**YOUR INSTRUCTIONS:** Without changing anything, reproduce every record below.

──────── THE DATA ────────

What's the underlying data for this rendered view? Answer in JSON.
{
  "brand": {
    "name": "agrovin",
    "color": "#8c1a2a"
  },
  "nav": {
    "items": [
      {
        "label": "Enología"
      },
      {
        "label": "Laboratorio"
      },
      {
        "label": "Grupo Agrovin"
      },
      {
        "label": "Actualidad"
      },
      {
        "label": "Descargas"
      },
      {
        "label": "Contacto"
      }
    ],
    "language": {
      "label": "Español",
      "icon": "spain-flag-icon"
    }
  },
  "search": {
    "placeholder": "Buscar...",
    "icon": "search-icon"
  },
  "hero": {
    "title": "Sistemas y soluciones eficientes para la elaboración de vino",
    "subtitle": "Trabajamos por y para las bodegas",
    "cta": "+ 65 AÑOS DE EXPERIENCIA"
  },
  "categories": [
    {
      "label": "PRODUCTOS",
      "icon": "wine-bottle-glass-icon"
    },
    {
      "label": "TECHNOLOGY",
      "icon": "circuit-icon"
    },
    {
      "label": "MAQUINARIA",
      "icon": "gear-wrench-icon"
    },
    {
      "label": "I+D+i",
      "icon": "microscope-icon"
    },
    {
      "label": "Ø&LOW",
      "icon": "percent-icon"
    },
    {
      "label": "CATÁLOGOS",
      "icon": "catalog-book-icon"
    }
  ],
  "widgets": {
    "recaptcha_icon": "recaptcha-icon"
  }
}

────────

**TASK ANSWER:**
What's the underlying data for this rendered view? Answer in JSON.
{
  "brand": {
    "name": "agrovin",
    "color": "#8c1a2a"
  },
  "nav": {
    "items": [
      {
        "label": "Enología"
      },
      {
        "label": "Laboratorio"
      },
      {
        "label": "Grupo Agrovin"
      },
      {
        "label": "Actualidad"
      },
      {
        "label": "Descargas"
      },
      {
        "label": "Contacto"
      }
    ],
    "language": {
      "label": "Español",
      "icon": "spain-flag-icon"
    }
  },
  "search": {
    "placeholder": "Buscar...",
    "icon": "search-icon"
  },
  "hero": {
    "title": "Sistemas y soluciones eficientes para la elaboración de vino",
    "subtitle": "Trabajamos por y para las bodegas",
    "cta": "+ 65 AÑOS DE EXPERIENCIA"
  },
  "categories": [
    {
      "label": "PRODUCTOS",
      "icon": "wine-bottle-glass-icon"
    },
    {
      "label": "TECHNOLOGY",
      "icon": "circuit-icon"
    },
    {
      "label": "MAQUINARIA",
      "icon": "gear-wrench-icon"
    },
    {
      "label": "I+D+i",
      "icon": "microscope-icon"
    },
    {
      "label": "Ø&LOW",
      "icon": "percent-icon"
    },
    {
      "label": "CATÁLOGOS",
      "icon": "catalog-book-icon"
    }
  ],
  "widgets": {
    "recaptcha_icon": "recaptcha-icon"
  }
}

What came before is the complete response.